_Exercise_
Scan the lines below for "modified"; report the number of lines that contain it, and only that.

Top of Excerpted data

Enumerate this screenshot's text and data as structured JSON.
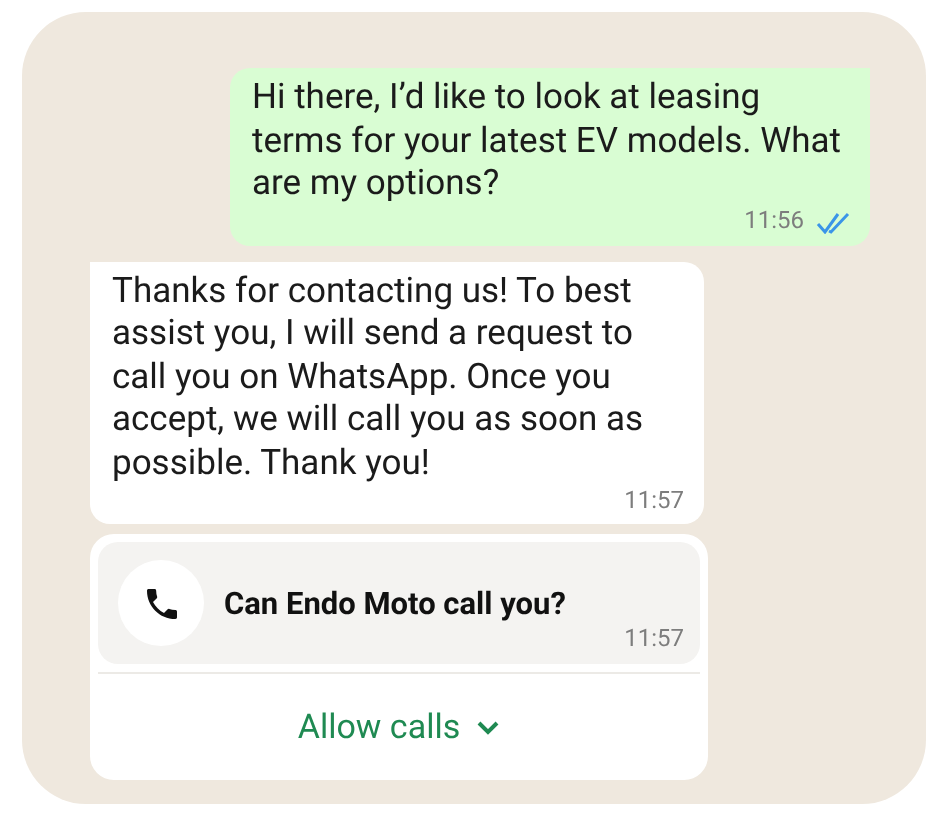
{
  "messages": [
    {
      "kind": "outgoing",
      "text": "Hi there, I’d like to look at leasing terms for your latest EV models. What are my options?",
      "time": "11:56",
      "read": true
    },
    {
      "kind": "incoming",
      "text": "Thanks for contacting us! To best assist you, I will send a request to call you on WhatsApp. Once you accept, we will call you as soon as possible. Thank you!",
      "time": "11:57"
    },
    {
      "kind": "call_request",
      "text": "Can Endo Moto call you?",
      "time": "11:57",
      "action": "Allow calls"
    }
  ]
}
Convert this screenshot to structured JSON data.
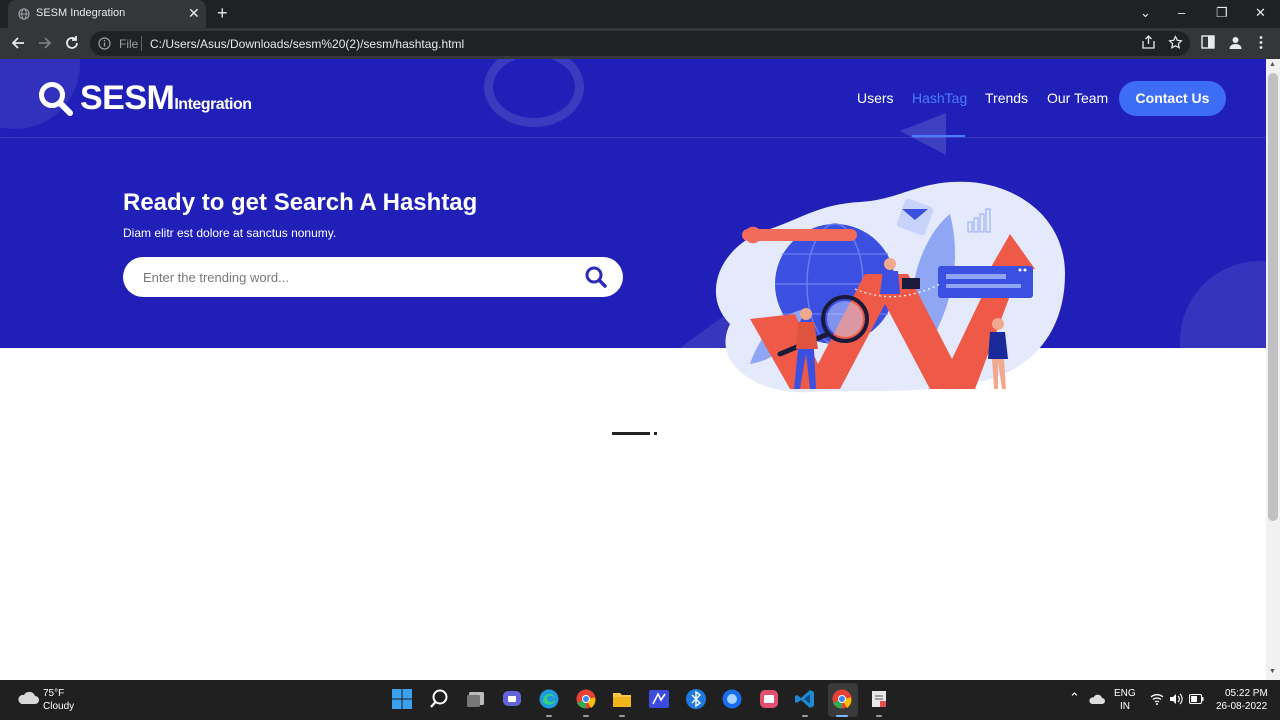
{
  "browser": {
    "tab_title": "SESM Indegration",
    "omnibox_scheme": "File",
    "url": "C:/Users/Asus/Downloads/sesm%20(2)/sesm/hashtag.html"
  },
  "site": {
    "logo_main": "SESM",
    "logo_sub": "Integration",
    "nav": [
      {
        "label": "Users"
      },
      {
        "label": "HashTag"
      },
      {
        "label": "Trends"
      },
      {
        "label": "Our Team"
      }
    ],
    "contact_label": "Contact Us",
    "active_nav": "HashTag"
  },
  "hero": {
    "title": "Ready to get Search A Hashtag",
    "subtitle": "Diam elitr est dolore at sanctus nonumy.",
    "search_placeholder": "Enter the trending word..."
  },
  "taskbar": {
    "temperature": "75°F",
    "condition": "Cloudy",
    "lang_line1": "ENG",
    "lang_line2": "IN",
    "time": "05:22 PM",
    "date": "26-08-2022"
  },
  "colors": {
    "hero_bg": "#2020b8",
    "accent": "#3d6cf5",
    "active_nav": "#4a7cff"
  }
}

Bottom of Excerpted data
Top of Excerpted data

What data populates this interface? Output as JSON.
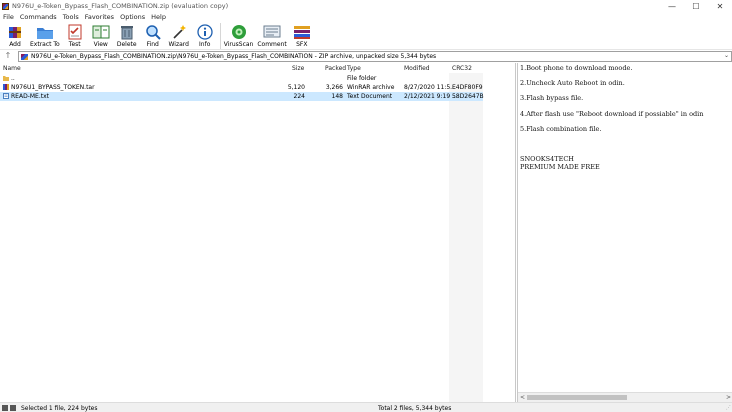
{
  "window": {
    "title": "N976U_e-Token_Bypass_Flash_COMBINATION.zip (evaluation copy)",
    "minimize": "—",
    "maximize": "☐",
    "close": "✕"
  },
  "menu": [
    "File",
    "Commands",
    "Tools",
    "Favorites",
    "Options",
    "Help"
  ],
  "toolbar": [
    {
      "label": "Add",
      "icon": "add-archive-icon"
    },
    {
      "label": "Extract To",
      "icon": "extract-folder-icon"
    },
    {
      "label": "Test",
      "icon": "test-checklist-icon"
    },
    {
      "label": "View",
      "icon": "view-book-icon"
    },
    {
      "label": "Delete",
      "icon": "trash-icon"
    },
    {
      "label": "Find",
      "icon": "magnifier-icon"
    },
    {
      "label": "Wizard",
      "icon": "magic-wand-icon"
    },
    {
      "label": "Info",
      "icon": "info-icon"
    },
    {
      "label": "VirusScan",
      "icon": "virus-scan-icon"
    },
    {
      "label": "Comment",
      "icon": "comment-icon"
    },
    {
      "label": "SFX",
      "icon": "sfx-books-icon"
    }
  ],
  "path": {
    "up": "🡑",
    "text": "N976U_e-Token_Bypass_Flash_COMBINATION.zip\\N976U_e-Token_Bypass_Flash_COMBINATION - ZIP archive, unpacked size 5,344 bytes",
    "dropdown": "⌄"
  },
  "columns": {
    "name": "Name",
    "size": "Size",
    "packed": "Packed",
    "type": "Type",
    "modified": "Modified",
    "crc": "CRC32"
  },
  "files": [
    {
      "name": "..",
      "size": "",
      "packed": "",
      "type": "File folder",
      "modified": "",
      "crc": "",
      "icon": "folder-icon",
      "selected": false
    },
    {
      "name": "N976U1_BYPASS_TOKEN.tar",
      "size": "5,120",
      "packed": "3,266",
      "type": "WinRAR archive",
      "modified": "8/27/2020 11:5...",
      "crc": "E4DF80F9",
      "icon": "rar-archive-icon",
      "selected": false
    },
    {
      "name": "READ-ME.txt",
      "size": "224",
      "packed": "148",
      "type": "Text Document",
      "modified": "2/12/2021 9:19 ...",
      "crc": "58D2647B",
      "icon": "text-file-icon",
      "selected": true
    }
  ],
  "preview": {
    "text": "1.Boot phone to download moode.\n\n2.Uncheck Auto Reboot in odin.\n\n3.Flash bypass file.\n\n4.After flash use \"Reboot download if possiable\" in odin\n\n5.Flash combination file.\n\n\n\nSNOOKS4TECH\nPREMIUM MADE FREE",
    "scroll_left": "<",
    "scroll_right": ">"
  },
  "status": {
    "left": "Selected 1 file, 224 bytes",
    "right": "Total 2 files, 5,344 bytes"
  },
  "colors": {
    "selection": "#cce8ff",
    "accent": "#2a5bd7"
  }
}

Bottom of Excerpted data

_Output below_
4